### Exercise materials

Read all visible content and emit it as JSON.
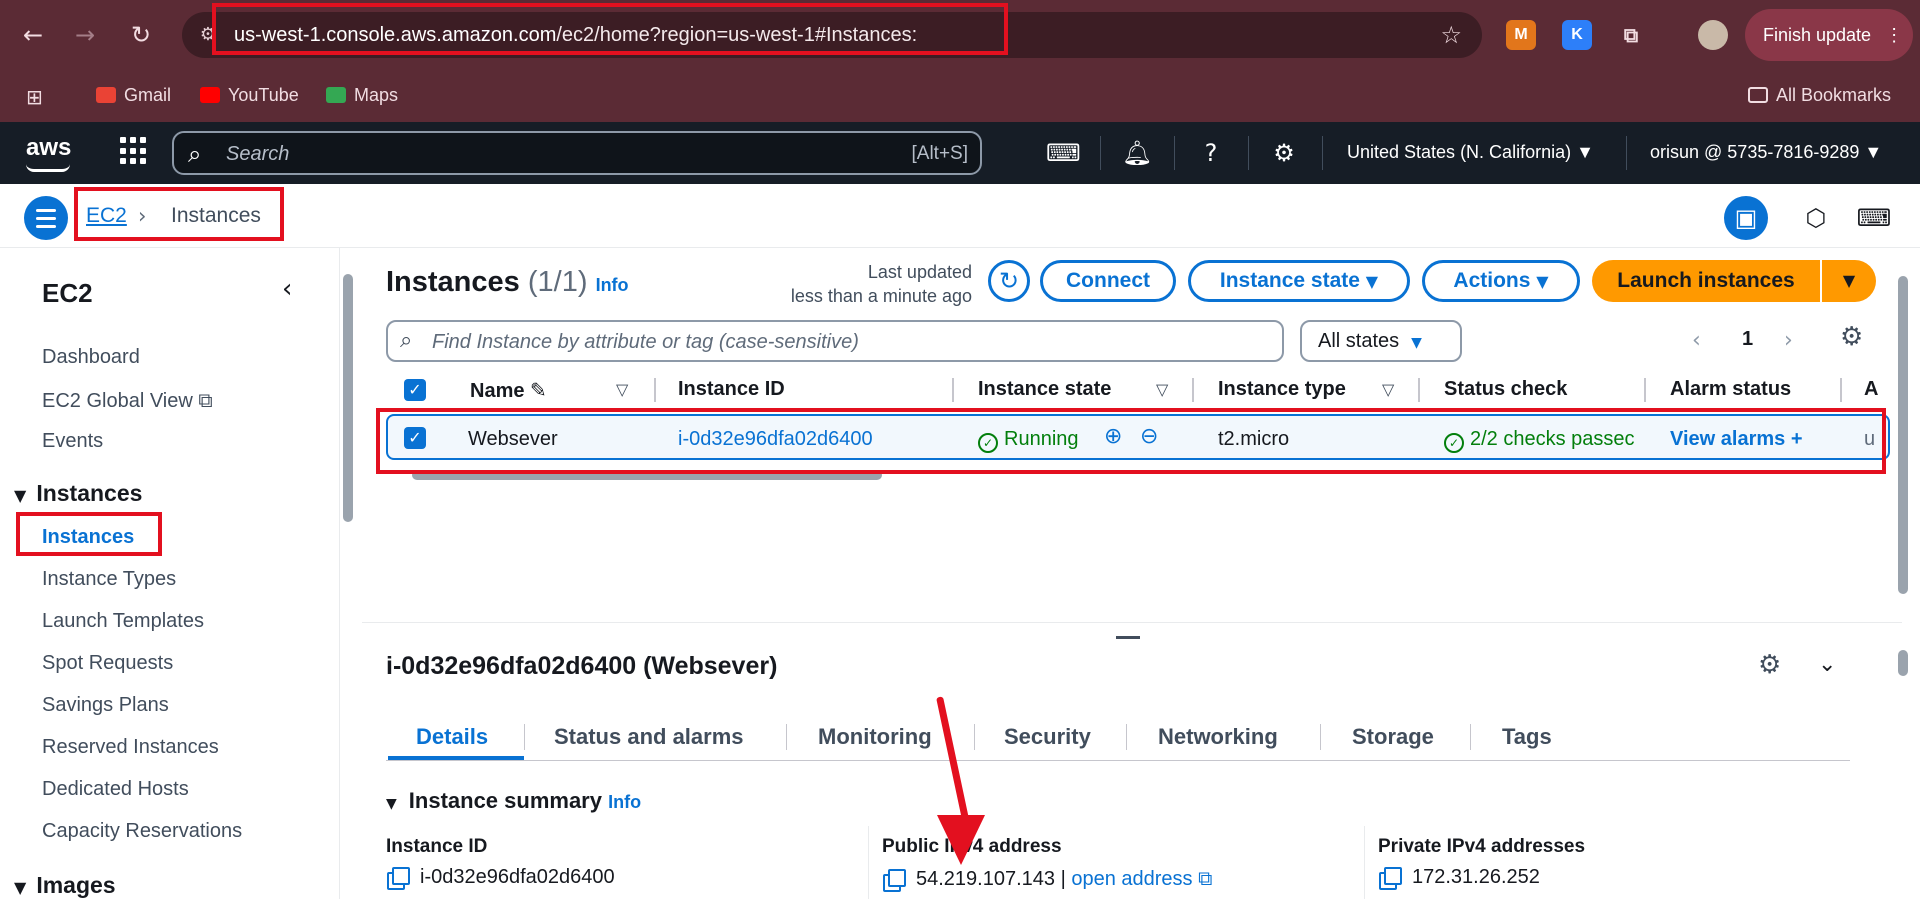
{
  "browser": {
    "url_host": "us-west-1.console.aws.amazon.com",
    "url_path": "/ec2/home?region=us-west-1#Instances:",
    "finish_update": "Finish update",
    "bookmarks": [
      "Gmail",
      "YouTube",
      "Maps"
    ],
    "all_bookmarks": "All Bookmarks"
  },
  "aws": {
    "logo": "aws",
    "search_placeholder": "Search",
    "search_hint": "[Alt+S]",
    "region": "United States (N. California) ▼",
    "account": "orisun @ 5735-7816-9289 ▼"
  },
  "breadcrumb": {
    "root": "EC2",
    "current": "Instances"
  },
  "sidebar": {
    "title": "EC2",
    "items_top": [
      "Dashboard",
      "EC2 Global View",
      "Events"
    ],
    "instances_section": "Instances",
    "instances_items": [
      "Instances",
      "Instance Types",
      "Launch Templates",
      "Spot Requests",
      "Savings Plans",
      "Reserved Instances",
      "Dedicated Hosts",
      "Capacity Reservations"
    ],
    "images_section": "Images"
  },
  "instances_panel": {
    "title": "Instances",
    "count": "(1/1)",
    "info": "Info",
    "last_updated_1": "Last updated",
    "last_updated_2": "less than a minute ago",
    "connect": "Connect",
    "instance_state": "Instance state",
    "actions": "Actions",
    "launch": "Launch instances",
    "filter_placeholder": "Find Instance by attribute or tag (case-sensitive)",
    "states_filter": "All states",
    "page": "1",
    "columns": [
      "Name",
      "Instance ID",
      "Instance state",
      "Instance type",
      "Status check",
      "Alarm status",
      "A"
    ],
    "row": {
      "name": "Websever",
      "instance_id": "i-0d32e96dfa02d6400",
      "state": "Running",
      "type": "t2.micro",
      "status_check": "2/2 checks passec",
      "alarm": "View alarms +",
      "extra": "u"
    }
  },
  "details": {
    "title": "i-0d32e96dfa02d6400 (Websever)",
    "tabs": [
      "Details",
      "Status and alarms",
      "Monitoring",
      "Security",
      "Networking",
      "Storage",
      "Tags"
    ],
    "summary": "Instance summary",
    "summary_info": "Info",
    "instance_id_label": "Instance ID",
    "instance_id_value": "i-0d32e96dfa02d6400",
    "public_ipv4_label": "Public IPv4 address",
    "public_ipv4_value": "54.219.107.143",
    "open_address": "open address",
    "private_ipv4_label": "Private IPv4 addresses",
    "private_ipv4_value": "172.31.26.252"
  },
  "colors": {
    "accent": "#0972d3",
    "launch": "#ff9900",
    "annotation": "#e3101f",
    "running": "#037f0c"
  }
}
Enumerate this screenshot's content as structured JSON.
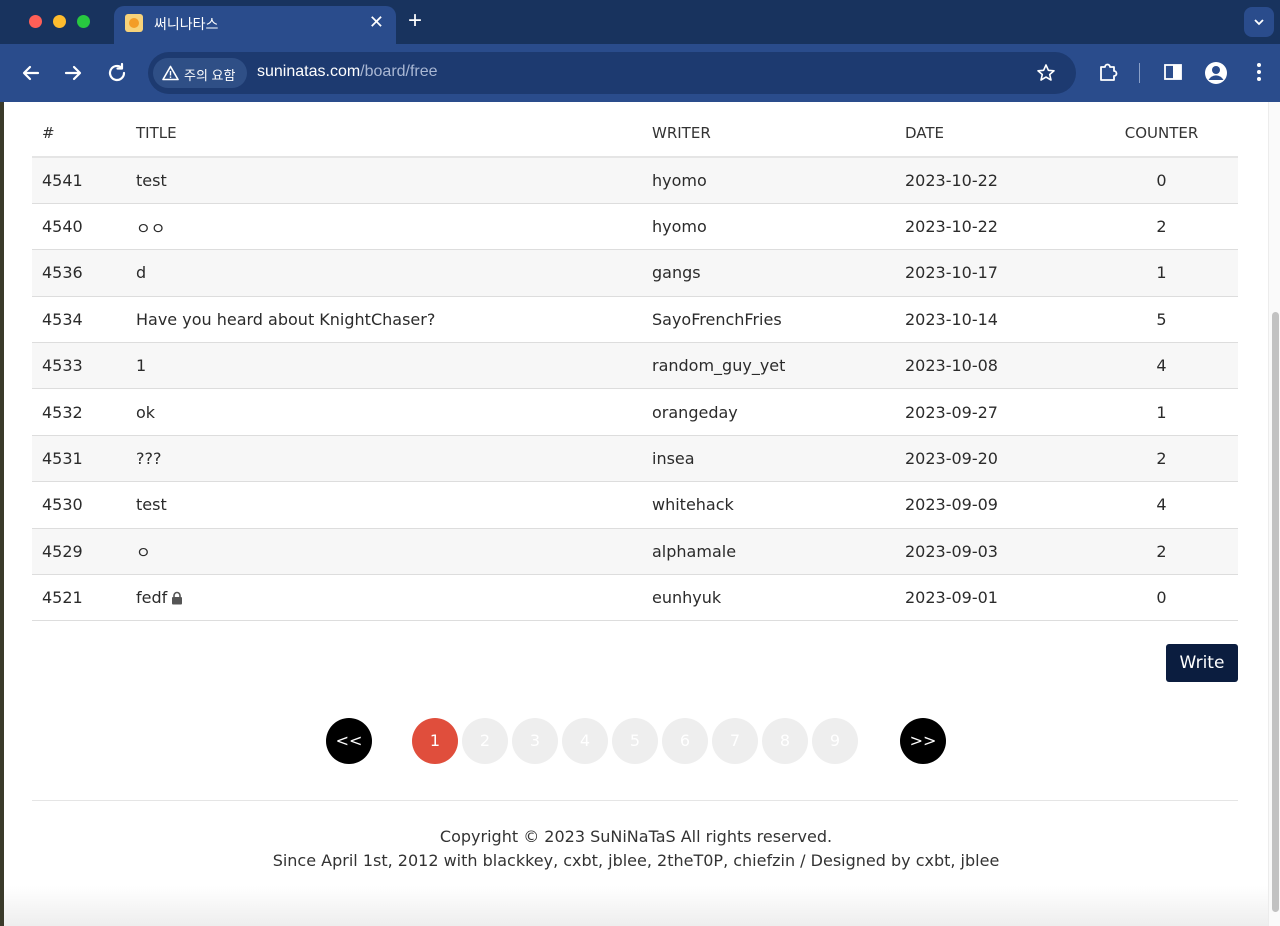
{
  "browser": {
    "tab_title": "써니나타스",
    "tab_close": "✕",
    "new_tab": "+",
    "tab_search": "⌄",
    "security_chip": "주의 요함",
    "url_host": "suninatas.com",
    "url_path": "/board/free"
  },
  "board": {
    "headers": {
      "no": "#",
      "title": "TITLE",
      "writer": "WRITER",
      "date": "DATE",
      "counter": "COUNTER"
    },
    "rows": [
      {
        "no": "4541",
        "title": "test",
        "writer": "hyomo",
        "date": "2023-10-22",
        "counter": "0"
      },
      {
        "no": "4540",
        "title": "ㅇㅇ",
        "writer": "hyomo",
        "date": "2023-10-22",
        "counter": "2"
      },
      {
        "no": "4536",
        "title": "d",
        "writer": "gangs",
        "date": "2023-10-17",
        "counter": "1"
      },
      {
        "no": "4534",
        "title": "Have you heard about KnightChaser?",
        "writer": "SayoFrenchFries",
        "date": "2023-10-14",
        "counter": "5"
      },
      {
        "no": "4533",
        "title": "1",
        "writer": "random_guy_yet",
        "date": "2023-10-08",
        "counter": "4"
      },
      {
        "no": "4532",
        "title": "ok",
        "writer": "orangeday",
        "date": "2023-09-27",
        "counter": "1"
      },
      {
        "no": "4531",
        "title": "???",
        "writer": "insea",
        "date": "2023-09-20",
        "counter": "2"
      },
      {
        "no": "4530",
        "title": "test",
        "writer": "whitehack",
        "date": "2023-09-09",
        "counter": "4"
      },
      {
        "no": "4529",
        "title": "ㅇ",
        "writer": "alphamale",
        "date": "2023-09-03",
        "counter": "2"
      },
      {
        "no": "4521",
        "title": "fedf",
        "writer": "eunhyuk",
        "date": "2023-09-01",
        "counter": "0",
        "locked": true
      }
    ],
    "write_label": "Write"
  },
  "pagination": {
    "prev": "<<",
    "next": ">>",
    "pages": [
      "1",
      "2",
      "3",
      "4",
      "5",
      "6",
      "7",
      "8",
      "9"
    ],
    "current": "1"
  },
  "footer": {
    "copyright": "Copyright © 2023 SuNiNaTaS All rights reserved.",
    "credits": "Since April 1st, 2012 with blackkey, cxbt, jblee, 2theT0P, chiefzin / Designed by cxbt, jblee"
  },
  "colors": {
    "active_page": "#e04e3c",
    "write_button": "#0b1d3f",
    "browser_frame": "#2a4c8c"
  }
}
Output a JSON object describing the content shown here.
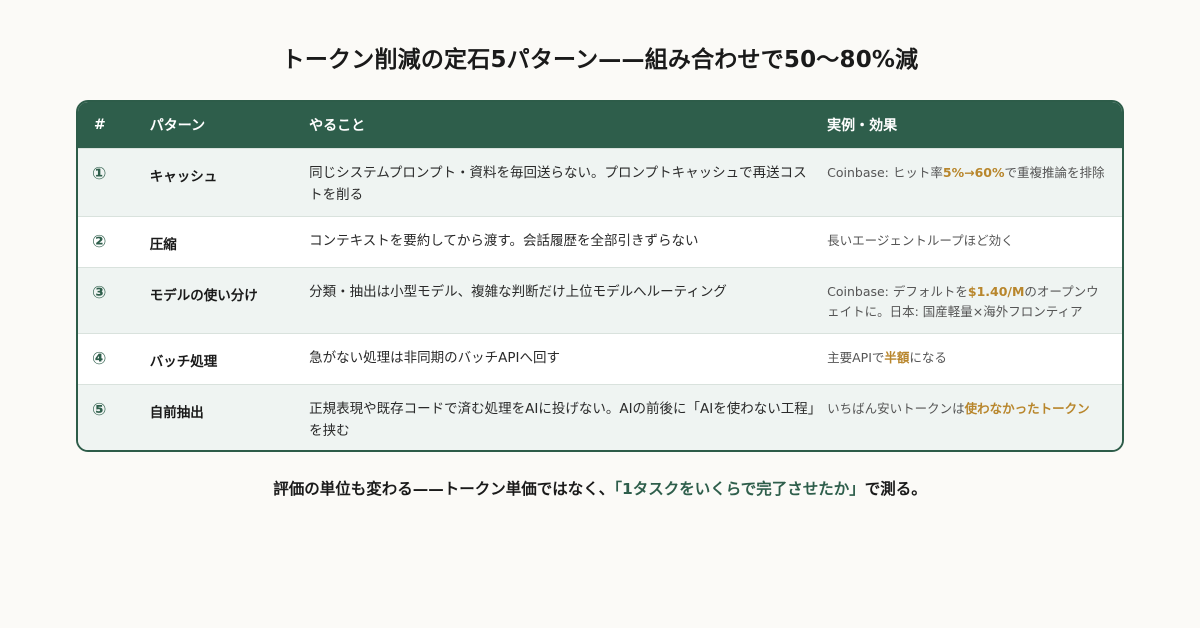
{
  "title": "トークン削減の定石5パターン——組み合わせで50〜80%減",
  "table": {
    "headers": {
      "num": "#",
      "pattern": "パターン",
      "action": "やること",
      "effect": "実例・効果"
    },
    "rows": [
      {
        "num": "①",
        "pattern": "キャッシュ",
        "action": "同じシステムプロンプト・資料を毎回送らない。プロンプトキャッシュで再送コストを削る",
        "effect_pre": "Coinbase: ヒット率",
        "effect_hl": "5%→60%",
        "effect_post": "で重複推論を排除"
      },
      {
        "num": "②",
        "pattern": "圧縮",
        "action": "コンテキストを要約してから渡す。会話履歴を全部引きずらない",
        "effect_pre": "長いエージェントループほど効く",
        "effect_hl": "",
        "effect_post": ""
      },
      {
        "num": "③",
        "pattern": "モデルの使い分け",
        "action": "分類・抽出は小型モデル、複雑な判断だけ上位モデルへルーティング",
        "effect_pre": "Coinbase: デフォルトを",
        "effect_hl": "$1.40/M",
        "effect_post": "のオープンウェイトに。日本: 国産軽量×海外フロンティア"
      },
      {
        "num": "④",
        "pattern": "バッチ処理",
        "action": "急がない処理は非同期のバッチAPIへ回す",
        "effect_pre": "主要APIで",
        "effect_hl": "半額",
        "effect_post": "になる"
      },
      {
        "num": "⑤",
        "pattern": "自前抽出",
        "action": "正規表現や既存コードで済む処理をAIに投げない。AIの前後に「AIを使わない工程」を挟む",
        "effect_pre": "いちばん安いトークンは",
        "effect_hl": "使わなかったトークン",
        "effect_post": ""
      }
    ]
  },
  "footer": {
    "pre": "評価の単位も変わる——トークン単価ではなく、",
    "accent": "「1タスクをいくらで完了させたか」",
    "post": "で測る。"
  },
  "colors": {
    "header_bg": "#2e5e4b",
    "highlight": "#b8862c",
    "alt_row": "#eff4f2"
  }
}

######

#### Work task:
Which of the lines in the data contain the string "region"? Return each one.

#### Answer for the task:
    "url_path": "/ec2/home?region=us-west-1#Instances:",
    "region": "United States (N. California) ▼",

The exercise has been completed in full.